Assignment: In the entries below, find each line where the word "category" appears and give only the total count of such lines.

Excerpts from an interface dataset
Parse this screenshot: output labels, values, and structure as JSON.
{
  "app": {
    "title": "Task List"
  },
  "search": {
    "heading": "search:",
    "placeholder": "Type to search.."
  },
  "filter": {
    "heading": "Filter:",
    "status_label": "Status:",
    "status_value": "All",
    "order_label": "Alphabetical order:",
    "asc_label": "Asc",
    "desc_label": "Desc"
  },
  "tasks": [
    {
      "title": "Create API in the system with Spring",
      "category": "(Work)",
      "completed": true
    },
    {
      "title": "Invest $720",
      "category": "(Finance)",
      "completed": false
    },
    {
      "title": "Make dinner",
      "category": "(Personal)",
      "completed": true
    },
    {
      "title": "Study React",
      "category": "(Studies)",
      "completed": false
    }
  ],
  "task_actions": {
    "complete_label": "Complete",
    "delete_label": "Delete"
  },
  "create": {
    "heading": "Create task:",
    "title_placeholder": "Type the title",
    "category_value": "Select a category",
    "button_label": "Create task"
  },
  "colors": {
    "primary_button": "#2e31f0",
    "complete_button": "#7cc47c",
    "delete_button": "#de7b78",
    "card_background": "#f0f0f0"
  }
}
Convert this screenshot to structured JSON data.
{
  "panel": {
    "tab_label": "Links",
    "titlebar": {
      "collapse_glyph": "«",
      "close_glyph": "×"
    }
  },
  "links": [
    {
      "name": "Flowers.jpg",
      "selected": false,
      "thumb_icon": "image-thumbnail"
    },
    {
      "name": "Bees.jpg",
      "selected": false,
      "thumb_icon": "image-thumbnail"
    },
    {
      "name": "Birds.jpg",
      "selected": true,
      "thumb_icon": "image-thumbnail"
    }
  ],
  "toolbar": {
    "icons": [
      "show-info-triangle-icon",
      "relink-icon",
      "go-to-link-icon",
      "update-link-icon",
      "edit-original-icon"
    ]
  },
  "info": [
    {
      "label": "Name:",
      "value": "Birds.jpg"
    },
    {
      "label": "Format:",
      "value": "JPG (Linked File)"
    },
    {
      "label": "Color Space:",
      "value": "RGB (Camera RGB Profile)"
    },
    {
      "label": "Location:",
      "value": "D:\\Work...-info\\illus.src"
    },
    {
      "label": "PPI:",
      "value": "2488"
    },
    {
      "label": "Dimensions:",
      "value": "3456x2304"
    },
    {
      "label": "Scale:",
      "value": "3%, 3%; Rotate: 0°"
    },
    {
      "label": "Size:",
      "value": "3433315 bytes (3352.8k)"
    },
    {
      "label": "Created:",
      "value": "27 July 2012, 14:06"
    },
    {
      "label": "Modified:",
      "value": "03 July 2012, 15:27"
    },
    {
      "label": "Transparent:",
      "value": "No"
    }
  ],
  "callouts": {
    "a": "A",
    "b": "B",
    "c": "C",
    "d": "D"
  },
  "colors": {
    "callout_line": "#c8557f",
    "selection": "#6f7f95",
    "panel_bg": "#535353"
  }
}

Written solution: 5